There's so much happening in the natural world .. the birds are singing and twittering around, some soaring to great heights, some arriving back from distant lands - the cuckoo has already been heard, the swifts have started to arrive (both all the way from Africa) .. perhaps ten days to two weeks earlier than expected. There've been many changes since I was a child .. rare birds, which are now common, and common birds that are harder to find ..... perhaps you've had the same experiences in your lifetime?

The bright yellow forsythia bushes, the delicate pink and white blossom of the flowering cherry - my mother immediately said its latin name - subhirtella - something I didn't know - I had to check (after asking her to spell it!) .. & of course she is correct .. we had one on our lawn when I was growing up. Here in Eastbourne our parking area has 5 or 6 mature cherry trees with wonderful sugar-pink clusters of flowers .. it is magical to see. Last year we had a poster of one of these cherry trees in full bloom put on the ceiling above my mother's bed .. so 'she could dream into it' ...

As I go back and forth the short distance to the hospital as now, or the nursing centre, I watch the green and red leafed growth spread and hide the stalks and branches, the deep pink of the magnolia or the white star shaped magnolia flowers, see the confetti of dropped petals - the deep rosy pink of the camellias, the cherry blossom, the grass becoming covered in daisies and this year a prolific spread of dandelions .. I heard a tale - that spring is really here when your hand can cover ten daisy heads .. that is most definitely so now!

Last year .. was a different story on 13th April 2008 .. we had a dump of snow! I cannot remember anything like it - yes I spent some time in Africa - & yes we had snow in Johannesburg = that was a surprise to all!! .. my mother watched the snow falling and always smiles at the memory of the picture of a bicycle I brought in - she always amazes me.

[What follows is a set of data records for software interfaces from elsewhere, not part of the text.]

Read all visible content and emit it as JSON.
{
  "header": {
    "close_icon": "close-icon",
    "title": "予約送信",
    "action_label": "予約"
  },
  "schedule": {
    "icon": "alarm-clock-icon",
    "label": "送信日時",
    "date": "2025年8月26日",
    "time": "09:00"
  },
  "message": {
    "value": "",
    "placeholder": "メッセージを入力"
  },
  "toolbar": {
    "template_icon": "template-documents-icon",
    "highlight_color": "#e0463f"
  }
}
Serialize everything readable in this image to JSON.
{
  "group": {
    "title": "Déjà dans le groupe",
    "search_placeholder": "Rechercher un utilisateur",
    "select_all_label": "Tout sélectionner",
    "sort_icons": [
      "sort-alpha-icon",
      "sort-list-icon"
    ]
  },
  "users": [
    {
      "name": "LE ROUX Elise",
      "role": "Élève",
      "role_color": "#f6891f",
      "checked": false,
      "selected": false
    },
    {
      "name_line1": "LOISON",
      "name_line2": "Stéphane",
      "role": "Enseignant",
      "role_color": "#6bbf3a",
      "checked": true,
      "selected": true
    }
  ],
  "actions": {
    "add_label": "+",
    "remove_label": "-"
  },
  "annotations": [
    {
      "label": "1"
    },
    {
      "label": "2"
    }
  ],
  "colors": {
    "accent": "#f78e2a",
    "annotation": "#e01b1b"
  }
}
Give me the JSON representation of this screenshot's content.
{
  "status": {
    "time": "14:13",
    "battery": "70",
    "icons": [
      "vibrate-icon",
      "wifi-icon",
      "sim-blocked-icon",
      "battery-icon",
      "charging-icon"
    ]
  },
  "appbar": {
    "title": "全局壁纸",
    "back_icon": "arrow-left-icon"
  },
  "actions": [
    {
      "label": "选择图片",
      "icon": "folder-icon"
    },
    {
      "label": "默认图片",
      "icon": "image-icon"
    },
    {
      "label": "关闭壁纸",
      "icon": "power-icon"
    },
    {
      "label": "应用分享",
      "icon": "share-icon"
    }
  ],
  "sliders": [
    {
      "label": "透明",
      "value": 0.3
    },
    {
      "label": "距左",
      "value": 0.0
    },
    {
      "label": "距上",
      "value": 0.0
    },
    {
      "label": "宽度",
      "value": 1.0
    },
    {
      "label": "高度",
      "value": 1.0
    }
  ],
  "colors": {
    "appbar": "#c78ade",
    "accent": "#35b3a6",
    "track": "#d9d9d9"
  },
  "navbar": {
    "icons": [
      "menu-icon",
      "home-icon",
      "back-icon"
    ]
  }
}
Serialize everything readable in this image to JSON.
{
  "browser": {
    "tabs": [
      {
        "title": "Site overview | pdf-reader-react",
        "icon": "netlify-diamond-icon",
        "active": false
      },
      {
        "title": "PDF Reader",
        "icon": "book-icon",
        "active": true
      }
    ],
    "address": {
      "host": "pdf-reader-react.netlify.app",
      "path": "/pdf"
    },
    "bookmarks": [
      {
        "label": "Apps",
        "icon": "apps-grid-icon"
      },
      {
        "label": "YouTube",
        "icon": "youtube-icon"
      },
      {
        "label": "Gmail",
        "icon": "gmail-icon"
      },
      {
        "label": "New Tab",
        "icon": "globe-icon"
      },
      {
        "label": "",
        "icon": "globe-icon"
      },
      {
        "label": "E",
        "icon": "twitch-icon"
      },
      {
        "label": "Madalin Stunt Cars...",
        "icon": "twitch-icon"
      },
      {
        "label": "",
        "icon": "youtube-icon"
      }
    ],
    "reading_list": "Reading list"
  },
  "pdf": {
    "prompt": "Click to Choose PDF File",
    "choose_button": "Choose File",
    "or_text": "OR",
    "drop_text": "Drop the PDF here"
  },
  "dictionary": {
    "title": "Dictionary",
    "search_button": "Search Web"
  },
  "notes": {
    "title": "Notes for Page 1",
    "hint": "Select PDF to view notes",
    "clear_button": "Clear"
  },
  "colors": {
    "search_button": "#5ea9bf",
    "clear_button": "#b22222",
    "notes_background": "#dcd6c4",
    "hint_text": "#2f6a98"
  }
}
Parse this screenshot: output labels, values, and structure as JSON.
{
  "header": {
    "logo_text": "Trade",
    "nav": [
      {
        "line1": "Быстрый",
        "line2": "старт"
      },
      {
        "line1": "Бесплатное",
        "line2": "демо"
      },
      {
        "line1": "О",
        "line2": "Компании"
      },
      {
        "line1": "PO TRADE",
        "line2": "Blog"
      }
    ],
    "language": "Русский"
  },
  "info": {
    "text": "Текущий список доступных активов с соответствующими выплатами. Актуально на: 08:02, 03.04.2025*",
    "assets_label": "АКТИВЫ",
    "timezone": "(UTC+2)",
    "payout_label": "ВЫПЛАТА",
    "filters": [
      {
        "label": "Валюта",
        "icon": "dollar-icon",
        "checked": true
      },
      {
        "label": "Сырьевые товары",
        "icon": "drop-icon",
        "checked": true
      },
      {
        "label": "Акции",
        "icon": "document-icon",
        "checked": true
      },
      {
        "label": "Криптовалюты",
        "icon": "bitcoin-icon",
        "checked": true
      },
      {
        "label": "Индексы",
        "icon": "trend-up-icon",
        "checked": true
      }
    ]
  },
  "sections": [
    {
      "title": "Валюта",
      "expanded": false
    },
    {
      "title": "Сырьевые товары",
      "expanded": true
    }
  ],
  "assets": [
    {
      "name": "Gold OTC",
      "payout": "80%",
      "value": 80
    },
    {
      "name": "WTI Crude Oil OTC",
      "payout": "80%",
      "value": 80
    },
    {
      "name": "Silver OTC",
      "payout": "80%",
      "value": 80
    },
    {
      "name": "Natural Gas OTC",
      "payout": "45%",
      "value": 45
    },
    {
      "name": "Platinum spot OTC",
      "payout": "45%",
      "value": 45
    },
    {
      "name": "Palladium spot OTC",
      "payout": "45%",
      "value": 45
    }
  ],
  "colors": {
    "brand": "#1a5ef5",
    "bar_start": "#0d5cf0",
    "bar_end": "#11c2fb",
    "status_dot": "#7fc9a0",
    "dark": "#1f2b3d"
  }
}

We had about six inches in an hour and half .. I left home in a blizzard - drove the mile up the hill (top of the Downs) - parked and just watched the snow fall - we couldn't see anything else, it was a white out. In the end I thought this isn't going away .. so out I plodded & swept my car clean of snow .. so I could drive home again: the staff stood in the window laughing & reported my progress to my mother.

We love this time of year and can talk and laugh about all kinds of happenings and remember the years gone by .. and last year the cherry trees in full bloom covered in layers of soft powdery snow .. what memories for us all ... have you had similar experiences?

It is most kind of you, Mr Postman, to bring us this letter - did you manage to deliver your letters in all that snow last year? - I suspect you did, as you are so diligent and we are so grateful ..

Hilary Melton-Butcher
Positive Letters